I was thinking maybe I should just stop at this point, but I thought this post would be incomplete without sharing one more public comment from Ms. Dearing.
In this 2005 radio editorial, we hear how “Massachusetts resident Tiziana Dearing has been frustrated with the rhetoric she has heard from both sides of the recent debates over life issues.” Listen starting at around 22:40.
The country has been talking a lot about life, and somehow the conversation seems so much cheaper than the real thing. The Terry Schiavo case, death of the Pope..battles around appointing pro-life judges…All of these are serious issues, but all of these have been hijacked in one way or another by one side or the other—to promote what seems less about a culture of life and more about pure political agenda. One side has chosen fear-mongering. They seem to argue that life is so fragile, its flutter so tenuous, that it has to be defended with a fierceness, a zealotry, a kind of meanness that seems to give no credence to life’s robust, nearly indestructible essence. And the other side seems so afraid to give ground to its opponents that it denies any fragility at all. All questions of life at any stage seem to get treated cavalierly, as if any qualm any instinct to reach out a protecting hand is fundamentally both ideological and traitorous. I don’t buy either side…I think most of us understand better than we’re given credit for both sides of the stories we’re hearing…Life is not a wedge issue…It’s what we have in common with all its nuance.

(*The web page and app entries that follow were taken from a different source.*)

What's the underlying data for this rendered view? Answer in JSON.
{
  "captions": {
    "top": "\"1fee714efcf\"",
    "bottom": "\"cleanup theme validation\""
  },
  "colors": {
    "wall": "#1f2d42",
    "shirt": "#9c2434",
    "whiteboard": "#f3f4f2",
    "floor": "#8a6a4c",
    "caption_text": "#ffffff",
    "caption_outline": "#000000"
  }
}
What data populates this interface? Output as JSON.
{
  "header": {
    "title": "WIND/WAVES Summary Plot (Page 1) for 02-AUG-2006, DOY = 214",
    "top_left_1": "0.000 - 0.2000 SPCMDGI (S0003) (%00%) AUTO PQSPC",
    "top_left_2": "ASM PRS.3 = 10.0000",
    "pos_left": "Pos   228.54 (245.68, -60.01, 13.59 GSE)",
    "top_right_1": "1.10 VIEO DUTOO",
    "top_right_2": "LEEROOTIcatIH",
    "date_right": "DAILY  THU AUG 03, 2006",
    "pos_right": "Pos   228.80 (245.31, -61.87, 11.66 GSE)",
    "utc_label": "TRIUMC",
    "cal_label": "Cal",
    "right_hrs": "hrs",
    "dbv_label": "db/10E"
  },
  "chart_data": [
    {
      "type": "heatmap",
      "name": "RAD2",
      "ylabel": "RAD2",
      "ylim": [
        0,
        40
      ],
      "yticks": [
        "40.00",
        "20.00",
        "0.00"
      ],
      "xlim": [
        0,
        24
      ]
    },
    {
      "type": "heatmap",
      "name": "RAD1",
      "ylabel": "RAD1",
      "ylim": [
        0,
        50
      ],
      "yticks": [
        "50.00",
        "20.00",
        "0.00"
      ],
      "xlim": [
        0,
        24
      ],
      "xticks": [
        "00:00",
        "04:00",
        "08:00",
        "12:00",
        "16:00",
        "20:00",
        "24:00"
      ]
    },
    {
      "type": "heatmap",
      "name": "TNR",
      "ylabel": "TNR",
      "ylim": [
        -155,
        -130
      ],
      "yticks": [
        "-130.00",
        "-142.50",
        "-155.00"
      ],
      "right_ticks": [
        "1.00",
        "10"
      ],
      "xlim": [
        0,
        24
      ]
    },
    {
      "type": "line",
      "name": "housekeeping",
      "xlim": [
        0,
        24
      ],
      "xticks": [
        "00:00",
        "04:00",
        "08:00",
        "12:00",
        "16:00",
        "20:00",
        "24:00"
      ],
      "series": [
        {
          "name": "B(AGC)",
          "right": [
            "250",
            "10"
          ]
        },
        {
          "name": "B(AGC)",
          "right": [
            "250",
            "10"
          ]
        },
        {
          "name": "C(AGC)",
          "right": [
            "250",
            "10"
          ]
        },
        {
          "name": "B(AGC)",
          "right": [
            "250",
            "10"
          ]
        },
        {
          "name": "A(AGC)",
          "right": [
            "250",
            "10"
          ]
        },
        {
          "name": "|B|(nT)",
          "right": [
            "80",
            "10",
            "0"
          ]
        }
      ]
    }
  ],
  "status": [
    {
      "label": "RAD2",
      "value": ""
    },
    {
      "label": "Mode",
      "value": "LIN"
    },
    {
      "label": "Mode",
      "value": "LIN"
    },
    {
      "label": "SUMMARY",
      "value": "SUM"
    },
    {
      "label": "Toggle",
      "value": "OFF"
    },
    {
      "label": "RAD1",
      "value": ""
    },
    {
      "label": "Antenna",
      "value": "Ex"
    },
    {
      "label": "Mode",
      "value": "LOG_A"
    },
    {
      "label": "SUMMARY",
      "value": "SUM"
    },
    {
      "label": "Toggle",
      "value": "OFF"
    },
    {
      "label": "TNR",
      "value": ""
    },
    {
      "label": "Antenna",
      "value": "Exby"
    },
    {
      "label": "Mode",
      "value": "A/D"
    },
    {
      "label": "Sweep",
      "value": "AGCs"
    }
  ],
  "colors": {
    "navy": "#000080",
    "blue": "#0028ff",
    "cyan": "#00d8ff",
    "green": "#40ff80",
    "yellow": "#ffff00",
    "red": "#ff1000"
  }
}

Is life in the womb “robust” and “nearly indestructible”? Ask the 52 million babies aborted in the past 37 years. Does your colleague Marshall Ganz refrain from fear-mongering? Are zealous, polarizing tactics OK when you’re trying to advance a Marxist or socialist agenda, but not OK when someone is trying to protect the life of the unborn against those who simply “won’t reach out a protecting hand” and instead advocate taking the life of an unborn person?
To Ms. Dearing, Fr. hehir, others identified in this blog, and all of the “social jusstice” advocates who take issue with the opinions in these posts, I point you to Pope John Paul II’s apostolic exortation Christifideles Laici ON THE VOCATION AND THE MISSION OF THE LAY FAITHFUL IN THE CHURCH AND IN THE WORLD:
Above all, the common outcry, which is justly made on behalf of human rights-for example, the right to health, to home, to work, to family, to culture- is false and illusory if the right to life, the most basic and fundamental right and the condition for all other personal rights, is not defended with maximum determination.
This concludes our 3-part blog series on the speakers and sponsors Fr. Bryan Hehir has featured at his two Archdiocesan Social Justice conferences. I am hard pressed to understand why these programs with these speakers and sponsors would be run by any Catholic archdiocese and why the organizer of them would still be a position of leadership. Can anyone in the Pastoral Center in Braintree offer an explanation for this?